March 9: No talk this week.

## Spring 2022 Schedule

Date TBA: Ben Elias, "Reduced expressions and braid relations for double cosets"

Abstract: Coxeter groups are ubiquitous in representation theory and combinatorics. The theory of expressions and reduced expressions for elements of a Coxeter group W has a generalization to double cosets inside W. In joint work with Hankyung Ko, we found all the braid relations between reduced expressions. One appearance of these ideas in geometry is as follows. For all parabolic subgroups P of a semisimple lie group, consider the P-equivariant cohomology (resp. K-theory) of a point. There are pushforward and pullback maps between these equivariant cohomology rings. Consider the category whose objects are parabolic subgroups P, and whose morphisms are generated by pushforward and pullback. We present this category by generators and relations.

Date May 25: Christin Bibby (LSU), "Matroid schemes and geometric posets"

Abstract: The intersection data of an arrangement of hyperplanes is described by a geometric lattice, or equivalently a simple matroid. There is a rich interplay between this combinatorial structure and the topology of the arrangement complement. In this talk, we will similarly characterize the combinatorial structure underlying certain arrangements of subvarieties by defining a class of geometric posets and a generalization of matroids called matroid schemes. Notions such as the independence complex and the Tutte polynomial extend to this setting, and we will touch on the topological implications of this framework.

Date June 1: Shiyue Li (Brown University), "K-rings of wonderful varieties and matroids"

Abstract: The wonderful model of a realizable matroid and its Chow ring have played key roles in solving many long-standing open questions in combinatorics and algebraic geometry. I will be sharing with you some discoveries on K-rings of wonderful varieties associated with realizable matroids. We also compute the Euler characteristic of every line bundle on wonderful varieties, and give a purely combinatorial formula.
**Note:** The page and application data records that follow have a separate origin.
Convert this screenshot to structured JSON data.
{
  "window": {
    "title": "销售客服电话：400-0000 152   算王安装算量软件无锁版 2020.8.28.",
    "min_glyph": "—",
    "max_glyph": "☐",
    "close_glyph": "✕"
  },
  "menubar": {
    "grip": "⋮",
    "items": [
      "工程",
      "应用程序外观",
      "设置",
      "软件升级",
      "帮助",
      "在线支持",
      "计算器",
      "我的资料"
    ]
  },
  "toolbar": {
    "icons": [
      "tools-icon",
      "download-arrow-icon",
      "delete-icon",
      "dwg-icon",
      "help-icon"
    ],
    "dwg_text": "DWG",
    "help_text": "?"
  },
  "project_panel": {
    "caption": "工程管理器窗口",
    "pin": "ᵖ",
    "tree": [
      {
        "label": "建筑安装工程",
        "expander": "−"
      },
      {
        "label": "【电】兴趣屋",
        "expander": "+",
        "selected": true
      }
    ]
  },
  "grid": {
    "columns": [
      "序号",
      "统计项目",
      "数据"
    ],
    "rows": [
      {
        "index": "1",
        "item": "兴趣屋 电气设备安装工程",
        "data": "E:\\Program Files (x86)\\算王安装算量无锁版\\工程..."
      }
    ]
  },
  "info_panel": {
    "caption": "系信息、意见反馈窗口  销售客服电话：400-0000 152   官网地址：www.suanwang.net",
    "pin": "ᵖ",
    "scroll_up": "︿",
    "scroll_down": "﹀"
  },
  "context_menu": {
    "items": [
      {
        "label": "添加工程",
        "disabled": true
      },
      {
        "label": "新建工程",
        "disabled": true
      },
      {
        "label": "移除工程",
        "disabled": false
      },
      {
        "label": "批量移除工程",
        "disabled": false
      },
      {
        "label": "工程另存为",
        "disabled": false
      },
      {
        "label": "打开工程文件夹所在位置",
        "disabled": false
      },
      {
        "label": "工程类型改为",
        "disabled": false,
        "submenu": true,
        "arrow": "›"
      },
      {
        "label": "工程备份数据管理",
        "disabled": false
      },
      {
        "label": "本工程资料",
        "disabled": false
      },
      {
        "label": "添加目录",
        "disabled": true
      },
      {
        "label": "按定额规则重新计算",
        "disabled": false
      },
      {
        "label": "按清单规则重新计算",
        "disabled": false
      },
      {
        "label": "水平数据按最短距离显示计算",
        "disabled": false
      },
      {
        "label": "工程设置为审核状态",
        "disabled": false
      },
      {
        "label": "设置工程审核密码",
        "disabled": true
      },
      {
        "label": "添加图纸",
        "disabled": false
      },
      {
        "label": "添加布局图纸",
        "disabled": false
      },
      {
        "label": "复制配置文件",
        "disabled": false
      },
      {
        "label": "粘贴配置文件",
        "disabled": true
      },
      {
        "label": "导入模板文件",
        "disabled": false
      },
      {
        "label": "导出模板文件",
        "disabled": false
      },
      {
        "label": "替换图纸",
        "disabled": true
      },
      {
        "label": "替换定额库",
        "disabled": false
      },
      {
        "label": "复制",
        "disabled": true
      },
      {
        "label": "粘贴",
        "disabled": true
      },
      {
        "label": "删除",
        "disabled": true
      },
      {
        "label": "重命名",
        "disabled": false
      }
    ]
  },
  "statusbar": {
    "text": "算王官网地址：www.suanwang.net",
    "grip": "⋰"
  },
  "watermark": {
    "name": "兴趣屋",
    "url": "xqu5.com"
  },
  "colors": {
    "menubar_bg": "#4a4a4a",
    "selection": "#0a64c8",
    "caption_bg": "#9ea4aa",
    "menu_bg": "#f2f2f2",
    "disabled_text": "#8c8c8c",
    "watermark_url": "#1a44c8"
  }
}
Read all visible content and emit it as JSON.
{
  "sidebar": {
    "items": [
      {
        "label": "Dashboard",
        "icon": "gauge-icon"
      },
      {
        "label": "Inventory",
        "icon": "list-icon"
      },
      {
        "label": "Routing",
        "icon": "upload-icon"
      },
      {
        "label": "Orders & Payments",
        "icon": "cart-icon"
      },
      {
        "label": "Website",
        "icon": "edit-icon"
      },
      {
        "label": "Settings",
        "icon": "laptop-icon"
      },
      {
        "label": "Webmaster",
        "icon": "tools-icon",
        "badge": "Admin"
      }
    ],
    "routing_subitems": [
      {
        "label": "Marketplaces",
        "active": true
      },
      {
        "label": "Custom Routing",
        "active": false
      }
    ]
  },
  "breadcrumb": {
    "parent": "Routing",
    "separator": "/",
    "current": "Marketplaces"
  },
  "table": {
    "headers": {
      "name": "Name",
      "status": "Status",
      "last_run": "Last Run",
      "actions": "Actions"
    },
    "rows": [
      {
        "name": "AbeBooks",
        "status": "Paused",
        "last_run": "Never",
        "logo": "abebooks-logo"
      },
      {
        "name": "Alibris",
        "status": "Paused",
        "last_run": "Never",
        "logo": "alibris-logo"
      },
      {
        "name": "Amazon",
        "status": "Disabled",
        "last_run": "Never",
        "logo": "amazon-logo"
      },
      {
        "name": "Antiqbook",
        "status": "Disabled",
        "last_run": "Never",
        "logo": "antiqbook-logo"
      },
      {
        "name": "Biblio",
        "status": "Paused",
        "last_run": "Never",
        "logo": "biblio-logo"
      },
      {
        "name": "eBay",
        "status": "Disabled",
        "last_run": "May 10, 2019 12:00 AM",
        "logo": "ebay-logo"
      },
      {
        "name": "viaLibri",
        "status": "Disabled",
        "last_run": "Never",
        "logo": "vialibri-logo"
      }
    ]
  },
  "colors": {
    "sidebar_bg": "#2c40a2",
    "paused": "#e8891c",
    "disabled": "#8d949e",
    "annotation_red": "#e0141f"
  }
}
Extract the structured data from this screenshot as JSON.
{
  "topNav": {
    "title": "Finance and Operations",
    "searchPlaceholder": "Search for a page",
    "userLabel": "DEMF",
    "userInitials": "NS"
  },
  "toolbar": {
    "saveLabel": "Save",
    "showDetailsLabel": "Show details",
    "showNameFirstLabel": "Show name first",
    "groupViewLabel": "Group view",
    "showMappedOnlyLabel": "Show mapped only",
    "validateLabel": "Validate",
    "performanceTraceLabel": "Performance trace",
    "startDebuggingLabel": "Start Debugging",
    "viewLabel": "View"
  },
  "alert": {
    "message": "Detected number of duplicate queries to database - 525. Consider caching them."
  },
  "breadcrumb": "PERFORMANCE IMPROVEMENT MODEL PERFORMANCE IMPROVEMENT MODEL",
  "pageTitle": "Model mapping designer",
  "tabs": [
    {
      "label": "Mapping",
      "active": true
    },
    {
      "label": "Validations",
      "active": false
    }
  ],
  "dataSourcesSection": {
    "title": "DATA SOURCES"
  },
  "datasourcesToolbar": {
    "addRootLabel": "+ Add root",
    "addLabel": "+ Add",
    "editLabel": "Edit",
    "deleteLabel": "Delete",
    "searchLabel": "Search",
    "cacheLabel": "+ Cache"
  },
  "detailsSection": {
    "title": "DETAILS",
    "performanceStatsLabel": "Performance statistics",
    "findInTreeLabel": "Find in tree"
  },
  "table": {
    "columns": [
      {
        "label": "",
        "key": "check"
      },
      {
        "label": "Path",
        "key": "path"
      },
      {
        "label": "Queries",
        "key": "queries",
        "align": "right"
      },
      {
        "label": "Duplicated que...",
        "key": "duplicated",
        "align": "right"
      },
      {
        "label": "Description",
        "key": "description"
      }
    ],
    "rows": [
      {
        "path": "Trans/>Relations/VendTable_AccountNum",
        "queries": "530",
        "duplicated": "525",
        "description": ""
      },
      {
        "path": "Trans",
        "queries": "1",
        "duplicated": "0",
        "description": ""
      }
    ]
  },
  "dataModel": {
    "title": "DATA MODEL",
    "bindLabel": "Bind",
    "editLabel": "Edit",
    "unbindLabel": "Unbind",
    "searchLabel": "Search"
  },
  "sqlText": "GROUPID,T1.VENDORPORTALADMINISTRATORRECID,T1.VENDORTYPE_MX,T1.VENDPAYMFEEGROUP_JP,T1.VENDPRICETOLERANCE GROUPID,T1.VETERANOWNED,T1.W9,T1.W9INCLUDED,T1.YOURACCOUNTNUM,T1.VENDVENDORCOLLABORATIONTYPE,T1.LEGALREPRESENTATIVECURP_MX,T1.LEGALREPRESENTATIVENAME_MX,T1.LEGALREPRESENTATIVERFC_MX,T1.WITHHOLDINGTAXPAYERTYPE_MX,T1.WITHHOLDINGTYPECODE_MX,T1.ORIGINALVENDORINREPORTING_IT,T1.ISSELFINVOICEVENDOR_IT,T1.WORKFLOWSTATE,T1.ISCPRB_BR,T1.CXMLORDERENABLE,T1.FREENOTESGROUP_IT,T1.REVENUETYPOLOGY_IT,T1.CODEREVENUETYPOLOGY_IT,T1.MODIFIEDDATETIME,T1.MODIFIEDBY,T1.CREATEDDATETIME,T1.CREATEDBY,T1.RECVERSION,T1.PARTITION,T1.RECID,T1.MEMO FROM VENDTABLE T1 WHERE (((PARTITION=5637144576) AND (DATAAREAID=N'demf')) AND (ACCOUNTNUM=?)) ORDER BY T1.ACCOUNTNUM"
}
This in turn gives a new valuative invariant for an arbitrary matroid. As an application, we study the K-ring and compute the Euler characteristic of every line bundle of $\overline{\mathcal{M}}_{0, n}$ --- the Deligne-Mumford-Knudsen compactification of the moduli space of rational stable curves with $n$ distinct marked points. Joint work with Matt Larson, Sam Payne and Nicholas Proudfoot.